TORONTO – The second annual Biosteel All Canadian men’s high school basketball showcase was held this past Monday night at the University of Toronto’s Varsity Centre.
There have been notable players to play in the game in the past, including Jamal Murray, Thon Maker, and Jahvon Blair, to name a few. The 2015 game featured a near triple-double from 2016 NBA prospect and Kitchener native Jamal Murray, who netted 29 points, 10 assists, and eight rebounds.
Jesse Tipping, president of the Athlete Institute, has been very instrumental in the advancement of this Biosteel program and loves what he sees on the court.
“Every year the talent keeps getting better and better in Canada,” said Tipping, who had seven member of his institute in the game. “There is more and more people who deserve to be in the game but haven’t got selected because there’s that many good players.”
“Kudos to (the selection committee) but every year I think it’s going to get a little bit more challenging.”
Tipping isn’t the only one that sees the potential that this game has for the future of Canada basketball and spreading the game across the country. Tony McIntyre, the Operations Director and Selection Committee Chair, appreciates what this game means to the players.

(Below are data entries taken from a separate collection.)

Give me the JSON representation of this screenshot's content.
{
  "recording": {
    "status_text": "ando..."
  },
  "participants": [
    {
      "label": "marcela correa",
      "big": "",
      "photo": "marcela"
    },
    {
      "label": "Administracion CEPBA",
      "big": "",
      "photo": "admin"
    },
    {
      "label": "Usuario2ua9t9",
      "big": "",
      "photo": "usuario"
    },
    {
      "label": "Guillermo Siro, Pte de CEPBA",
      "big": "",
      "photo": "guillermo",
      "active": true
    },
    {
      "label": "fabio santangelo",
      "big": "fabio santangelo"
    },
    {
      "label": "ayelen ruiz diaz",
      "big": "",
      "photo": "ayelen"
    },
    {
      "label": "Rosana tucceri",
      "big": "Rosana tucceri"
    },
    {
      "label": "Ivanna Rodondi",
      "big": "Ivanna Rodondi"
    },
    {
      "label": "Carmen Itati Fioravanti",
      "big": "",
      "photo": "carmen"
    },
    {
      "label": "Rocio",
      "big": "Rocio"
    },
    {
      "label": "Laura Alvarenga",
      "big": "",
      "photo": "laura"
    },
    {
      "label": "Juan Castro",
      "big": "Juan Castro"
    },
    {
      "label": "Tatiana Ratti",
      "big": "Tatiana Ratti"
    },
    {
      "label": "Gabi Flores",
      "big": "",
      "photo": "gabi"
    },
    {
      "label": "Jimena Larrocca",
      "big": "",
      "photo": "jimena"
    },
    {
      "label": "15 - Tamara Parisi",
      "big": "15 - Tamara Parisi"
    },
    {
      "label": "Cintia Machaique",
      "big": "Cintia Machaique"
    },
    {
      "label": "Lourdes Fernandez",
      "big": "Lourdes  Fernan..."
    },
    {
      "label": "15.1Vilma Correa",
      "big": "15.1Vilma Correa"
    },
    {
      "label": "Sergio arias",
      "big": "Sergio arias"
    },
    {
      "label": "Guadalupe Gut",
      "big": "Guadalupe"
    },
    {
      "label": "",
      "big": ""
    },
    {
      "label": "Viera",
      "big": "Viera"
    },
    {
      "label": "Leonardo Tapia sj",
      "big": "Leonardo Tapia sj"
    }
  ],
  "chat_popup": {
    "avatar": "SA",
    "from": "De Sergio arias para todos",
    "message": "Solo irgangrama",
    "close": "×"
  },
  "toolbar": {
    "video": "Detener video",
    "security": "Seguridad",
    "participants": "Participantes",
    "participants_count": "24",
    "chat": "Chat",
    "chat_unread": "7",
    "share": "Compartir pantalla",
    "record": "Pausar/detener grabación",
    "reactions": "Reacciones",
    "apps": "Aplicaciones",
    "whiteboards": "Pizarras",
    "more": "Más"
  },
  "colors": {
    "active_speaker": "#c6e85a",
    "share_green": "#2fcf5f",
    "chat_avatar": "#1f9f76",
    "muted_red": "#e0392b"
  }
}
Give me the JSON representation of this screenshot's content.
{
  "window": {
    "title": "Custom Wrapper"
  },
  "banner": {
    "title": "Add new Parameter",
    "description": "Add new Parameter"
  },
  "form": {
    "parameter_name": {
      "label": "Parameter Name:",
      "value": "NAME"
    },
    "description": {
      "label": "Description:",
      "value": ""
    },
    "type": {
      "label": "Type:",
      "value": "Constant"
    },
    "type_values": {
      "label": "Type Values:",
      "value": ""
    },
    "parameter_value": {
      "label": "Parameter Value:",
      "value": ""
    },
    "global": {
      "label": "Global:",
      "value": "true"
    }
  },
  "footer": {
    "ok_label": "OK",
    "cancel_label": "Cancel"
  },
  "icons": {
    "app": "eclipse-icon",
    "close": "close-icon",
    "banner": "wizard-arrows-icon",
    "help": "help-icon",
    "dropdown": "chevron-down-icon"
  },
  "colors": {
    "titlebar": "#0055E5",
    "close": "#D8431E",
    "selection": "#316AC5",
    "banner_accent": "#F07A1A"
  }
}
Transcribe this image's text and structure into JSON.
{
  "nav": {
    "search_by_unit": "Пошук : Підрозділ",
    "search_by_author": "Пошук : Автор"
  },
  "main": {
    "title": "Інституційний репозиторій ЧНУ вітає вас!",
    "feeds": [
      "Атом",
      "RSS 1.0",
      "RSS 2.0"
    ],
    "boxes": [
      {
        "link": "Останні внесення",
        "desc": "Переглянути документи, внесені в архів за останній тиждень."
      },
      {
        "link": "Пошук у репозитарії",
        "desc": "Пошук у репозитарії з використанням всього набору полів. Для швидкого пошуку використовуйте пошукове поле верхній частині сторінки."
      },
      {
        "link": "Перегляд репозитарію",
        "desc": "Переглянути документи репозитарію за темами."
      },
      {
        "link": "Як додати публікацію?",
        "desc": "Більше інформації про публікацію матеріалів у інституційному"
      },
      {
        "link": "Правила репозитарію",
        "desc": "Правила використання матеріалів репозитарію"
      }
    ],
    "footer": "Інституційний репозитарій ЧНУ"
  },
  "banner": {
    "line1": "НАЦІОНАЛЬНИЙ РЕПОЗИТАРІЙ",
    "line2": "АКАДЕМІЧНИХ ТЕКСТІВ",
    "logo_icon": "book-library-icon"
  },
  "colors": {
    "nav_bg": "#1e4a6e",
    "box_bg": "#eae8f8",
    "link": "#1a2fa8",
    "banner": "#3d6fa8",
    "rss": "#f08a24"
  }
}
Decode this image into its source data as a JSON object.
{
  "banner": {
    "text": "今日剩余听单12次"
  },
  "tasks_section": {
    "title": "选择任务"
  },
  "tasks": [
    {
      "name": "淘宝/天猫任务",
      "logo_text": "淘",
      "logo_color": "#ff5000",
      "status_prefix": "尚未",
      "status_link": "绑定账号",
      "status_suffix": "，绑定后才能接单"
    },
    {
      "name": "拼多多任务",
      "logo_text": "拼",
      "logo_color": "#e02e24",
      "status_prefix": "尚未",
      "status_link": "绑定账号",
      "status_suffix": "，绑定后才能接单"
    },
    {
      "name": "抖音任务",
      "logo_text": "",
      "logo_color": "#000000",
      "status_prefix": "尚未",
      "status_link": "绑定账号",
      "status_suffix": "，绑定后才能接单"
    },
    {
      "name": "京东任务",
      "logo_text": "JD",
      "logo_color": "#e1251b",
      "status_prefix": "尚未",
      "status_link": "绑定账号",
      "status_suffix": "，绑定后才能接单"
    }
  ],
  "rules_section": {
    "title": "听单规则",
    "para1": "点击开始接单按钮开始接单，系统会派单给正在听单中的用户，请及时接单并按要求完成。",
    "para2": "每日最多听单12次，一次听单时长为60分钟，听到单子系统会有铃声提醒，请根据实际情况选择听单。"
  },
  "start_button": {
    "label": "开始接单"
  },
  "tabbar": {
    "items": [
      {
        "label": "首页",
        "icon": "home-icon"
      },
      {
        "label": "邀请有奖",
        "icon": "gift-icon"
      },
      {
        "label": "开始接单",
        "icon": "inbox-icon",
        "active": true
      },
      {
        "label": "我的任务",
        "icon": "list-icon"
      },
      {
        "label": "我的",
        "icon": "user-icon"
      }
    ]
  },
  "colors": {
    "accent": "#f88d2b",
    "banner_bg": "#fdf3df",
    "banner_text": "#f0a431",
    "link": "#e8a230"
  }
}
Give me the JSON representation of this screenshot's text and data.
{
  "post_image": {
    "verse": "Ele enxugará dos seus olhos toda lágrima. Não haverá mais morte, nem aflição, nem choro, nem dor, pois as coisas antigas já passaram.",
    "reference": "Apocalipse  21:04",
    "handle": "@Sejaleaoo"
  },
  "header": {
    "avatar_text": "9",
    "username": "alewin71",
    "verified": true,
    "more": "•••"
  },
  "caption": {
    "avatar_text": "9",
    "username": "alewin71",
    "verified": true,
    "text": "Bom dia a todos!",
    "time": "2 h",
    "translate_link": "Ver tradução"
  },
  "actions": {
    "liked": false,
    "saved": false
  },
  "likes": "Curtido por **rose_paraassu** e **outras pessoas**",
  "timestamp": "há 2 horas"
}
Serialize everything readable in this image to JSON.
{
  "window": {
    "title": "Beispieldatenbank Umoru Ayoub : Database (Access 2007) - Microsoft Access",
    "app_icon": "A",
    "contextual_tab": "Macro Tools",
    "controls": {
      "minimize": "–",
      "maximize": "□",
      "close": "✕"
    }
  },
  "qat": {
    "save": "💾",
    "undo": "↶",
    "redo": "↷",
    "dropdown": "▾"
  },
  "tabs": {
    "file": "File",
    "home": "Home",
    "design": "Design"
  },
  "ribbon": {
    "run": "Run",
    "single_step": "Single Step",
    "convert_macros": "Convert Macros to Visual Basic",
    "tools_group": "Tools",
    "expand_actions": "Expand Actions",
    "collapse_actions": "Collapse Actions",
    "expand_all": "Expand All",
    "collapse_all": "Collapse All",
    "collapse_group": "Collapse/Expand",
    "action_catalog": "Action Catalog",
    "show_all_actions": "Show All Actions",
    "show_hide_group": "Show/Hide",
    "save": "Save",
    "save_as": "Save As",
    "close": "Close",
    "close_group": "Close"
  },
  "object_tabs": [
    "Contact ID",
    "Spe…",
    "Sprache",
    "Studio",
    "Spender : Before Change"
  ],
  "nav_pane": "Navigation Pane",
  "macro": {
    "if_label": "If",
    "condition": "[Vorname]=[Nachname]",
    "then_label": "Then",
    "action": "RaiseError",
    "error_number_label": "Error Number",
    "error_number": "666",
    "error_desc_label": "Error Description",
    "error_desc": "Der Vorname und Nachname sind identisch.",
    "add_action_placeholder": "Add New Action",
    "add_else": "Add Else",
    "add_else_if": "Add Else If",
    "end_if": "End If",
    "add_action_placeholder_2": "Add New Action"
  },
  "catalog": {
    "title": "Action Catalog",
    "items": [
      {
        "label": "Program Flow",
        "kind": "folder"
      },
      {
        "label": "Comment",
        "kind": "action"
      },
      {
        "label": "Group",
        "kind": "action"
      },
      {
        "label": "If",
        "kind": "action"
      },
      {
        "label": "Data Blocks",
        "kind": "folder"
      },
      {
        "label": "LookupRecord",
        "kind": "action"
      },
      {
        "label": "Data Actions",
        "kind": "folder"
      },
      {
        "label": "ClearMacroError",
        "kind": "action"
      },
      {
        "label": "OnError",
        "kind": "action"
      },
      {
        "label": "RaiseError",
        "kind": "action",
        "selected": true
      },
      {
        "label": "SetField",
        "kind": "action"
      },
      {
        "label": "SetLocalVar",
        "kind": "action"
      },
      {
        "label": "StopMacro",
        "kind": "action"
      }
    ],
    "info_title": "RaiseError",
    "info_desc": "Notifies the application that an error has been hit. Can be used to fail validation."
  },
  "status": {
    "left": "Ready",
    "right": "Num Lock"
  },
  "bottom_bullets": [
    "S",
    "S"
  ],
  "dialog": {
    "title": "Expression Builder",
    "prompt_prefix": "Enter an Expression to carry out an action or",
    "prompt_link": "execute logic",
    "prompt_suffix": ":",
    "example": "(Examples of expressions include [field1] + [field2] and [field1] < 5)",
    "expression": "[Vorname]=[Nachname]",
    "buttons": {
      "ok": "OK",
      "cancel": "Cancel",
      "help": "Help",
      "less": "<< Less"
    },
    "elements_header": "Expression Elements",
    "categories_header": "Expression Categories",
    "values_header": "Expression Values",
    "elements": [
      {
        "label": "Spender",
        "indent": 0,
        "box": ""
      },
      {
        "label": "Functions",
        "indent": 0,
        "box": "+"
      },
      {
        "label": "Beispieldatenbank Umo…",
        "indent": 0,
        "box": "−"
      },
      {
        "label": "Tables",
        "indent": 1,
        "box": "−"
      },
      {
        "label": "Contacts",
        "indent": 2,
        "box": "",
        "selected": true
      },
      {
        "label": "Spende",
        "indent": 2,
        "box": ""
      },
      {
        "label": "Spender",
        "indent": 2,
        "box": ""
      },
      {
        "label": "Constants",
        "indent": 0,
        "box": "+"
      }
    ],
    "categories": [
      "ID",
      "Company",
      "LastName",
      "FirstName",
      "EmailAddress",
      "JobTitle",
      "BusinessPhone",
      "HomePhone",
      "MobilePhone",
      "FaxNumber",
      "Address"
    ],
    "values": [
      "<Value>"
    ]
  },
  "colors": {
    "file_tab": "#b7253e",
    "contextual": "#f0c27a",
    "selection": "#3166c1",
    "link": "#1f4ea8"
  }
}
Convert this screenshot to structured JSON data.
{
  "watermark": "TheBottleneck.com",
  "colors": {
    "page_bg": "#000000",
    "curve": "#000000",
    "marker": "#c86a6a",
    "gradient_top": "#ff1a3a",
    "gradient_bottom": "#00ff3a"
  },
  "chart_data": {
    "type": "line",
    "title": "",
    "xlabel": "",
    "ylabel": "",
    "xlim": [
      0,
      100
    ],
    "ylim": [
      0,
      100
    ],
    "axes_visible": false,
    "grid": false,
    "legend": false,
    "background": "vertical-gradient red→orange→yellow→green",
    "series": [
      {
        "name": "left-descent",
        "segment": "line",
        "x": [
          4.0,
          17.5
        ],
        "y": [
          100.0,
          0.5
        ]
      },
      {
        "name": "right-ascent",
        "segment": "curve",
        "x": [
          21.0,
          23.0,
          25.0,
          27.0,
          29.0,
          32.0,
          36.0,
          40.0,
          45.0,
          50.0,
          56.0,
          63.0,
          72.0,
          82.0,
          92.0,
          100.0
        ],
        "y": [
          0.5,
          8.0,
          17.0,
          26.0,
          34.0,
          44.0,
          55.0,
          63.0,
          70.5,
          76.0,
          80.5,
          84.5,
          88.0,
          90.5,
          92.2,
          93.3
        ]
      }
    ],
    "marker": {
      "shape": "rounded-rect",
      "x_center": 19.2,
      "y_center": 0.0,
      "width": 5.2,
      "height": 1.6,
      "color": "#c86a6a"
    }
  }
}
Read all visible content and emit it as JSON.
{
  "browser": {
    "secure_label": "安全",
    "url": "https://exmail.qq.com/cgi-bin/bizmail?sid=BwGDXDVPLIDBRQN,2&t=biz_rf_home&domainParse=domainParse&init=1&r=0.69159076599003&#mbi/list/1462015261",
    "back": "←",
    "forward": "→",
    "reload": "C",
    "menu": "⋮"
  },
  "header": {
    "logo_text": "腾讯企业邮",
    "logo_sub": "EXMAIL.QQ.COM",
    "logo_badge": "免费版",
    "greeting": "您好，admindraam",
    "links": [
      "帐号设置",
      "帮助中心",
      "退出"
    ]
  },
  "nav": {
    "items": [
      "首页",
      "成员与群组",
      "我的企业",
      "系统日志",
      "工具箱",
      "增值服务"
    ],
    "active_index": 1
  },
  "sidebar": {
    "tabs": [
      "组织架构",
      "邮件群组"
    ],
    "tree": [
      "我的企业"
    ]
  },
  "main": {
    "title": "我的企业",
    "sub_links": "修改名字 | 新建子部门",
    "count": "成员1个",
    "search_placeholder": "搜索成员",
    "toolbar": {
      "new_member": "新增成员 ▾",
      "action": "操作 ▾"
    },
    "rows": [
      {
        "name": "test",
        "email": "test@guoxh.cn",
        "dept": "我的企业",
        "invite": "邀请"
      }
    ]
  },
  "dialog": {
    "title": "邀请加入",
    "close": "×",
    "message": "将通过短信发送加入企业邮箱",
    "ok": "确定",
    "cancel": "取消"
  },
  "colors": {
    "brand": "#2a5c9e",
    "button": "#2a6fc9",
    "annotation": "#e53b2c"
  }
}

“For the kids I think it’s a great opportunity for them to spend so much time with each other, they’re able to discuss what it’s like where they’re from, their experiences through their high school season,” McIntyre said.
“I think you are going to see that out on the floor today where guys want to go at each other and continue to build their brand and show that they deserve to be here.”
One of those players trying to build his brand with attending this tournament is last year’s Team Red starting power forward, Thon Maker. Maker is applying for the NBA draft this coming June and is awaiting the NBA’s approval to enter.
Maker is preparing for the draft by working on his overall game and the total package that he wants NBA teams to see when he goes into his pre-draft workouts. However, there is one specific aspect of his game that he knows needs improvement over everything else.
“One of the biggest things is the mental aspect and just being able to handle it because you know, it’s a grown man’s business,” said Maker. “So coming in ready mentally will be really important.”
Maker played in the game last year, but this year he cheered from the sidelines. Tipping sees similarities in the talent classes between this year and last, but there has been definite improvement in 2016.
“I think that we are going to get guys in this game that are very confident and skilled at their position to play at this level so I think this is a more talented year from 1-24 in my opinion.”
Follow Kyle Forster on Twitter – @kahl23